Before moving to Mixture, I handled the problem in a rather drastic (and dirty) way: all templates included a scripts.liquid file at the bottom. In this file, I wrapped JavaScript snippets with Liquid conditions. For instance:

{% if post.codepen %}
<script src="… source to CodePen JS file …"></script>
{% endif % } {% if post.comments %} … Disqus JavaScript snippet … {% endif %} {%
if post.tableOfContents %} … Table of contents JavaScript snippet … {% endif %}

As you can see, this is not ideal. First, JavaScript lays in a template file.
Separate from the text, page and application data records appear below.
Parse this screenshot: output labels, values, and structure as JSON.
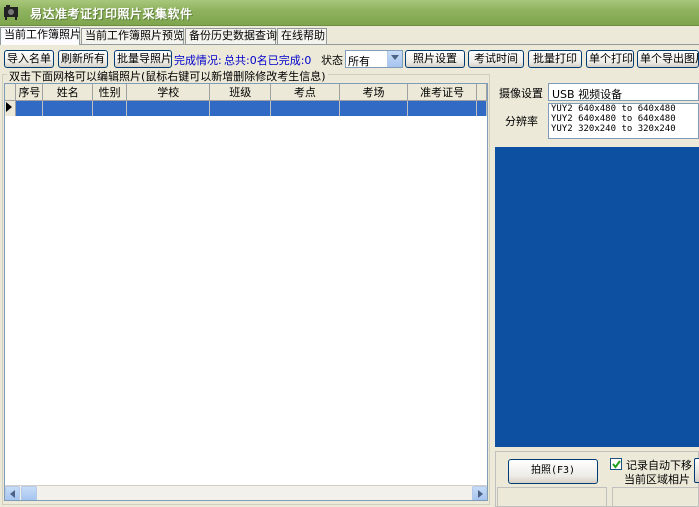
{
  "window": {
    "title": "易达准考证打印照片采集软件"
  },
  "tabs": [
    {
      "label": "当前工作簿照片"
    },
    {
      "label": "当前工作簿照片预览"
    },
    {
      "label": "备份历史数据查询"
    },
    {
      "label": "在线帮助"
    }
  ],
  "toolbar": {
    "import_list": "导入名单",
    "refresh_all": "刷新所有",
    "batch_import_photos": "批量导照片",
    "progress_label": "完成情况:",
    "progress_value": "总共:0名已完成:0",
    "state_label": "状态",
    "state_selected": "所有",
    "photo_settings": "照片设置",
    "exam_time": "考试时间",
    "batch_print": "批量打印",
    "single_print": "单个打印",
    "single_export": "单个导出图片"
  },
  "grid": {
    "hint": "双击下面网格可以编辑照片(鼠标右键可以新增删除修改考生信息)",
    "columns": [
      "序号",
      "姓名",
      "性别",
      "学校",
      "班级",
      "考点",
      "考场",
      "准考证号"
    ]
  },
  "camera": {
    "device_label": "摄像设置",
    "device_value": "USB 视频设备",
    "resolution_label": "分辨率",
    "resolutions": [
      "YUY2 640x480 to 640x480",
      "YUY2 640x480 to 640x480",
      "YUY2 320x240 to 320x240"
    ],
    "preview_color": "#0d4fa0"
  },
  "capture": {
    "shoot_button": "拍照(F3)",
    "auto_move_label": "记录自动下移",
    "auto_move_checked": true,
    "area_label": "当前区域相片"
  }
}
We could work around the issue by moving JavaScript snippets to separate .js files, then only include them when needed but we would possibly do several HTTP requests while a single one could be enough. Secondly, it is ugly. Very ugly.

A possible solution
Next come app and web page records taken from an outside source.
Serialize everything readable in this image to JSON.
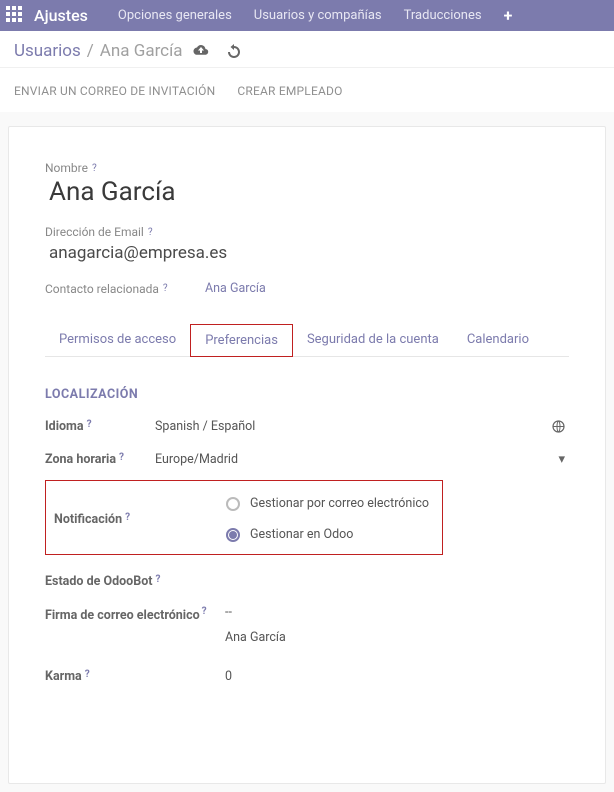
{
  "topbar": {
    "brand": "Ajustes",
    "menu": [
      "Opciones generales",
      "Usuarios y compañías",
      "Traducciones"
    ]
  },
  "breadcrumb": {
    "parent": "Usuarios",
    "current": "Ana García"
  },
  "actions": {
    "send_invite": "ENVIAR UN CORREO DE INVITACIÓN",
    "create_employee": "CREAR EMPLEADO"
  },
  "form": {
    "name_label": "Nombre",
    "name_value": "Ana García",
    "email_label": "Dirección de Email",
    "email_value": "anagarcia@empresa.es",
    "related_contact_label": "Contacto relacionada",
    "related_contact_value": "Ana García"
  },
  "tabs": {
    "items": [
      "Permisos de acceso",
      "Preferencias",
      "Seguridad de la cuenta",
      "Calendario"
    ],
    "active_index": 1
  },
  "localization": {
    "section_title": "LOCALIZACIÓN",
    "language_label": "Idioma",
    "language_value": "Spanish / Español",
    "timezone_label": "Zona horaria",
    "timezone_value": "Europe/Madrid",
    "notification_label": "Notificación",
    "notification_options": [
      "Gestionar por correo electrónico",
      "Gestionar en Odoo"
    ],
    "notification_selected_index": 1,
    "odoobot_label": "Estado de OdooBot",
    "signature_label": "Firma de correo electrónico",
    "signature_value_1": "--",
    "signature_value_2": "Ana García",
    "karma_label": "Karma",
    "karma_value": "0"
  },
  "help_glyph": "?"
}
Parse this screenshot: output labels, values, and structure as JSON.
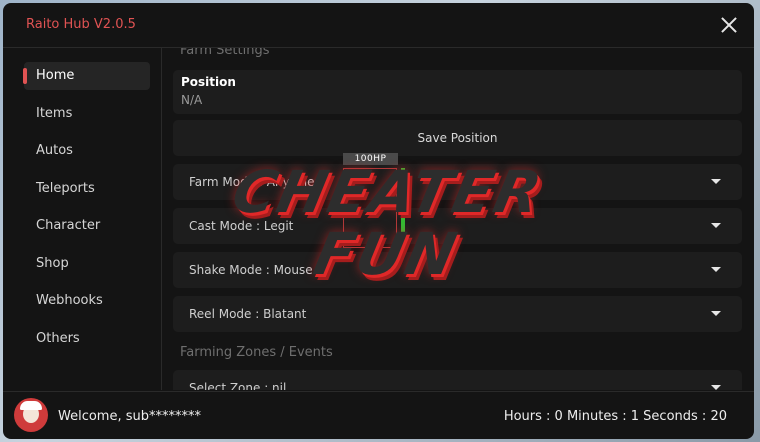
{
  "window": {
    "title": "Raito Hub V2.0.5"
  },
  "sidebar": {
    "items": [
      {
        "label": "Home",
        "active": true
      },
      {
        "label": "Items"
      },
      {
        "label": "Autos"
      },
      {
        "label": "Teleports"
      },
      {
        "label": "Character"
      },
      {
        "label": "Shop"
      },
      {
        "label": "Webhooks"
      },
      {
        "label": "Others"
      }
    ]
  },
  "main": {
    "section_farm": "Farm Settings",
    "position": {
      "title": "Position",
      "value": "N/A"
    },
    "save_position_label": "Save Position",
    "dropdowns": [
      {
        "label": "Farm Mode : Anywhere"
      },
      {
        "label": "Cast Mode : Legit"
      },
      {
        "label": "Shake Mode : Mouse"
      },
      {
        "label": "Reel Mode : Blatant"
      }
    ],
    "section_zones": "Farming Zones / Events",
    "zone_dropdown": {
      "label": "Select Zone : nil"
    }
  },
  "footer": {
    "welcome": "Welcome, sub********",
    "timer": "Hours : 0 Minutes : 1 Seconds : 20"
  },
  "overlay": {
    "hp_label": "100HP",
    "watermark_line1": "CHEATER",
    "watermark_line2": "FUN"
  },
  "colors": {
    "accent": "#e05353",
    "background": "#141414",
    "card": "#1d1d1d",
    "hp": "#33bb33"
  },
  "icons": {
    "close": "close-icon",
    "dropdown": "triangle-down-icon",
    "avatar": "avatar-icon"
  }
}
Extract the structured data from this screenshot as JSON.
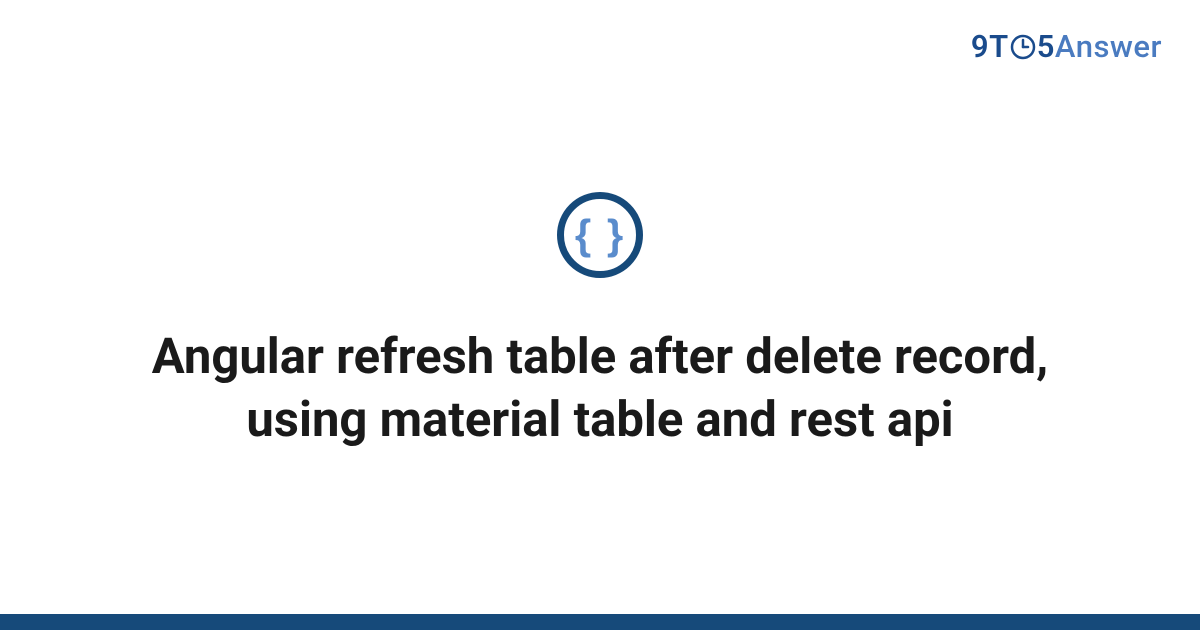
{
  "logo": {
    "part1": "9",
    "part2": "T",
    "part3": "5",
    "part4": "Answer"
  },
  "icon": {
    "name": "code-braces",
    "glyph": "{ }"
  },
  "title": "Angular refresh table after delete record, using material table and rest api",
  "colors": {
    "primary_dark": "#164a7a",
    "primary_light": "#4a7bc0",
    "text": "#1a1a1a"
  }
}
When moving to Mixture, I took the time to think of how I would solve this issue to end up with a clean and DRY solution. The first thing I wanted to do was putting the JavaScript in a .js file, so let’s start with that.

// app.js
;(function (global) {
  var App = function (conf) {
    this.conf = global.extend(
        codepen: false,
        sassmeister: false,
        tableOfContent: false,
        tracking: true,
        ad: true,
        comments: false,
        layout: 'default',
      conf || {}


  App.prototype.initialize = function () {
    /* … */

  global.App = App

So what’s going on here? In a JavaScript file, in a closure, we define a new class called App, that can be instantiated with an object of options (conf). This one is extended with an object of default parameters. When instantiated, it automatically calls the initialize() method. Let’s see what it does.

App.prototype.initialize = function () {
  if (this.conf.tracking === true) {

  if (this.conf.ad === true) {

  if (this.conf.comments === true) {

  if (this.conf.codepen === true) {

  if (this.conf.sassmeister === true) {

  // …

No magic here, the initialize() method simply calls other methods based on the configuration. We could simplify the code even more by calling the methods based on the configuration key names:

;['tracking', 'ad', 'comments', 'codepen', 'sassmeister'].forEach(
  function (key) {
    if (this.conf[key] === true) {

But it’s no big deal, we don’t really need this. And now, the other methods:

App.prototype.tracking = function () {
  global._gaq = [['_setAccount', 'UA-XXXXXXXX-X'], ['_trackPageview']]


App.prototype.ad = function () {

App.prototype.codepen = function () {

App.prototype.sassmeister = function () {

App.prototype._inject = function (url) {
  var d = document,
    s = 'script',
    g = d.createElement(s),
    z = d.getElementsByTagName(s)[0]

  g.async = true
  g.src = url
  z.parentNode.insertBefore(g, z)

All resources are loaded asynchronously thanks to the _inject (pseudo-)private function.

So what?

We still haven’t really solved the problem yet. How are we going to pass our Liquid variables to the JavaScript? Well, this is the moment we need to get back to scripts.liquid file. No more conditional JavaScript snippets; instead, we instanciate the App class.

<script src="/assets/js/main.min.js"></script>

  document.addEventListener('DOMContentLoaded', function() {
    var app = new App({
      codepen: {{ post.codepen }},
      sassmeister: {{ post.sassmeister }},
      layout: '{{ post.layout }}',
      tracking: true,
      ad: true

This is the only chunk of JavaScript in a template file. It is called on every page, once the DOM has been fully loaded. It grabs data from the YAML Front Matter in a clean and dynamic way. Than, JavaScript deals with the rest.

Final thoughts

There you have it. A clean JavaScript application running on template variables, yet not using engine’s conditional tags or being written in a template file.

If you think of anything to improve it, be sure to share. In any case, I hope you liked it. :)